As the times change, businesses need to evolve to be competitive in the marketplace and this requires learning new skills. If they want to develop their exports, they have to train themselves and their senior managers in export strategy.
Political leaders do not seem interested in learning about public policy or the latest trends in science and technology. Most politicians attend university conferences only to give speeches because they don’t think they need to learn from these seminars and conferences.
Civil servants have an involuntary training mechanism, which has been regulated over time. Personal initiatives towards learning are lacking even in this community of policy practitioners. Many believe that so much research has been done and that Pakistan only lacks implementation. However, it is difficult to find quality research on a topic that affects citizens.
Most research funded by donors or funded internationally by professors and consultants focuses on the macro perspective of issues. There is virtually no emphasis on micro and contextual aspects and collective agency in our research studies. Therefore, there is a lack of appetite for research that matters.
District administrations and municipal governments have stopped spending money on public libraries. Existing libraries are in desperate need of revitalization, funding, and most importantly, a renewal of the reading and learning ecosystem.
Instead, administrations and municipalities seem to prioritize the construction of roads, overpasses, etc.
With a plethora of other public services neglected by the state due to funding for road construction, public libraries and a literary culture are on the verge of extinction, if not already dead.
With a rapidly growing population, Pakistan has a median age of 23. Government policies do not focus on reviving library culture and providing digital access to books and knowledge.
Also, there is no system that looks at the changing demand for books, topics, encyclopedias, etc. with the fast pace of today’s world.

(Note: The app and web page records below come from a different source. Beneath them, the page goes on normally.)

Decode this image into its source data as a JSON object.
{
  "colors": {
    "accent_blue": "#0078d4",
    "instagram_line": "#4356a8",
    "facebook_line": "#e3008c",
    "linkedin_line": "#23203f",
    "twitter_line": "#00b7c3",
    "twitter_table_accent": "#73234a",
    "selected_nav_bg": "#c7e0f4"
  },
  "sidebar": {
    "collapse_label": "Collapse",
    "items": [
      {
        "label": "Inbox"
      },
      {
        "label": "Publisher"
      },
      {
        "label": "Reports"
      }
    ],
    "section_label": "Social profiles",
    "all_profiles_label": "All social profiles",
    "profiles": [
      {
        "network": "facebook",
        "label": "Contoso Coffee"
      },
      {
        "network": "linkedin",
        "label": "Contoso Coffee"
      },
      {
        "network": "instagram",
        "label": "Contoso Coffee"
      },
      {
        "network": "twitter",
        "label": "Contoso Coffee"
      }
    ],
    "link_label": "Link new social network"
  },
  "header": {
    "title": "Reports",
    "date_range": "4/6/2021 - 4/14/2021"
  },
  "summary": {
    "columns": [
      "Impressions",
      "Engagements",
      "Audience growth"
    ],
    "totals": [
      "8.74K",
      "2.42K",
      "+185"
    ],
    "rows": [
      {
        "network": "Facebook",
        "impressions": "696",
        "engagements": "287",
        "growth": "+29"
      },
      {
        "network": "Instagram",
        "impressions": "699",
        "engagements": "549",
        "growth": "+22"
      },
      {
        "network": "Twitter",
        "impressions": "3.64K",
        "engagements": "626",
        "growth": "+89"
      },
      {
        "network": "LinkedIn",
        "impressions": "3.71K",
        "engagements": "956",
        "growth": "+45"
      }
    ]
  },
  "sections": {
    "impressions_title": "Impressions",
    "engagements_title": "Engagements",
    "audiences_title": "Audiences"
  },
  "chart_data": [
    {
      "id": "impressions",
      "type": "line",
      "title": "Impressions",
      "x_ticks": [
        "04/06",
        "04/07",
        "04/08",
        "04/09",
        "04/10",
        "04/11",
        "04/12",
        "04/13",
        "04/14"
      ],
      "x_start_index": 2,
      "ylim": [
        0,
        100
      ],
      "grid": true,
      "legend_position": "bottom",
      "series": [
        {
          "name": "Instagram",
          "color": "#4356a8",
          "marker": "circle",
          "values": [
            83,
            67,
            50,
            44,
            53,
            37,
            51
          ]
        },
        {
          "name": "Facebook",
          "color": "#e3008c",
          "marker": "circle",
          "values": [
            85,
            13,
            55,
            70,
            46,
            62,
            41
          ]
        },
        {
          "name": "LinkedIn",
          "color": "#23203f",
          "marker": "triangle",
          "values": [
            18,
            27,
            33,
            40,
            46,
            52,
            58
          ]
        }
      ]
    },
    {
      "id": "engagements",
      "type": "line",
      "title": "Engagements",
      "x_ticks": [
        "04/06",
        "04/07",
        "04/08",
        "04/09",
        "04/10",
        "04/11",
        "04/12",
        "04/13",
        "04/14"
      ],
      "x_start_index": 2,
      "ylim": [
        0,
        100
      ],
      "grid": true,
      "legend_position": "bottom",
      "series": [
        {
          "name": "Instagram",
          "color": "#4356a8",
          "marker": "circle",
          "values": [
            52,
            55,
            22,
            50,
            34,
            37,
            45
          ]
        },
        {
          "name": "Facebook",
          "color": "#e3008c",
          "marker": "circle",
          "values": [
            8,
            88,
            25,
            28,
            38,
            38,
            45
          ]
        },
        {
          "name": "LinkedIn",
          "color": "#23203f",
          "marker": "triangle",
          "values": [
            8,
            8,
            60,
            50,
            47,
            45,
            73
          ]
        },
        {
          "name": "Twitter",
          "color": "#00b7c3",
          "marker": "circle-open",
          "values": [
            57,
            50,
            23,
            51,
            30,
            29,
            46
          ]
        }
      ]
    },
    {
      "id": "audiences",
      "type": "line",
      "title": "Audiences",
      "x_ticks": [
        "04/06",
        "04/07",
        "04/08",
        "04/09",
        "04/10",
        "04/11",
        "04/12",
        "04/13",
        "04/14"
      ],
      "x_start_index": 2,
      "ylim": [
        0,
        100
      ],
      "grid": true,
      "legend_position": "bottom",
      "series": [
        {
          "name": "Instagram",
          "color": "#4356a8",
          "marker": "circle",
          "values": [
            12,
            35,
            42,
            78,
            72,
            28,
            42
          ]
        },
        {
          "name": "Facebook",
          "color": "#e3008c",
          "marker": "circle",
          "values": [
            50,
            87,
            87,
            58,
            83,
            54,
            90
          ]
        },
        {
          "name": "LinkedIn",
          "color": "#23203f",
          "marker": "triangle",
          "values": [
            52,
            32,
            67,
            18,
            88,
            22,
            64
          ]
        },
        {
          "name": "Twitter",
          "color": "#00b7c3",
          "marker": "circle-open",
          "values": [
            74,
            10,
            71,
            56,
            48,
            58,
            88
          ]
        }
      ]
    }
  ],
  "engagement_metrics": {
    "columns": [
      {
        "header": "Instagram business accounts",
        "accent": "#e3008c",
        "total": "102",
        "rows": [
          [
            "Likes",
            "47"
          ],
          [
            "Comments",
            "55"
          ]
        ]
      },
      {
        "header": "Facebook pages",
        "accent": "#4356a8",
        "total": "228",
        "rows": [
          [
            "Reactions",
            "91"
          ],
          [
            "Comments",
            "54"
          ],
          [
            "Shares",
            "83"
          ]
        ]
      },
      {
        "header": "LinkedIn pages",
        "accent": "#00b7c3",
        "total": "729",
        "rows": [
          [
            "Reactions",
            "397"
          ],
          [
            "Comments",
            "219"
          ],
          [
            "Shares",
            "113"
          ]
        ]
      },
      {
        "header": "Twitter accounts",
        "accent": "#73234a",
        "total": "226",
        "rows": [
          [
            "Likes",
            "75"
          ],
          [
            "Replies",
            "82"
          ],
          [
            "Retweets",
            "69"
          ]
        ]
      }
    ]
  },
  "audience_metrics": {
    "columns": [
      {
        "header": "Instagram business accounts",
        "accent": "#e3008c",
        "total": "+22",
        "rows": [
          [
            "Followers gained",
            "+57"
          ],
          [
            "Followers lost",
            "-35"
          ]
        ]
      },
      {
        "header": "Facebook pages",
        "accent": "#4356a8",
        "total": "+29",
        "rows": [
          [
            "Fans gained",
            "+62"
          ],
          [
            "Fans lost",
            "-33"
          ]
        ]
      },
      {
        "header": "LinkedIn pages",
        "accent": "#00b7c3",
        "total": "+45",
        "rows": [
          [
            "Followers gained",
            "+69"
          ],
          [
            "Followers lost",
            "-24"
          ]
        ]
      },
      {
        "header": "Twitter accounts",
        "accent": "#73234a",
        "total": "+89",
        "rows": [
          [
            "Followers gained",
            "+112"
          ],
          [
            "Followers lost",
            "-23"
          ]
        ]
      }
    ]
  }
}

They mainly focused on underground passages and flyovers.
As a result, libraries have not been able to keep pace with population growth and changing demand for books and digital access. There is no performance target for district level officials to invest in public libraries.
Children’s schoolbags in Pakistan are heavier than those in advanced economies. However, our students lack creativity, problem-solving skills and teamwork.
At the undergraduate level, almost all students in advanced economies work part-time. Why very few students do it in Pakistan? Why are they unable to make their mark on the academic front?
After graduating, people do not keep pace with changing technologies and changing knowledge. Many of us do not continue our education and skill development through online education and knowledge platforms.
Turn on any TV channel and you’ll hear the same story from the political pundits. There will be hardly any programs about this year’s Nobel laureates in different disciplines.
The mainstream media will have no interest in showing the lives and journeys of these scholars, as they only have to give the latest news of a new statement from a politician. Suppose a TV channel starts presenting such stories and creative content for learning. There will simply be no hearing. Because people don’t need such content.
If we review the history of nations that have grown in power and prosperity, it is through knowledge and learning. How should Pakistan solve its budget deficit and balance of payments problems? The solution is to make our private sector globally competitive. How to make it more competitive? This can only be achieved through better learning of entrepreneurs, graduates, skilled workers, business professionals and policy makers.
Pakistan is not poor because we don’t have enough resources. It is poor because we don’t have enough appetite for knowledge, reading and learning. This prevails in different segments of society. Learning is not a priority. We spend our energies and time on political gossip and conspiracy theories instead of learning a new skill or concept.
The writer is co-founder of atomcamp
Published in The Express Tribune, November 14e2022.
As Business on Facebook, follow @TribuneBiz on Twitter to stay informed and join the conversation.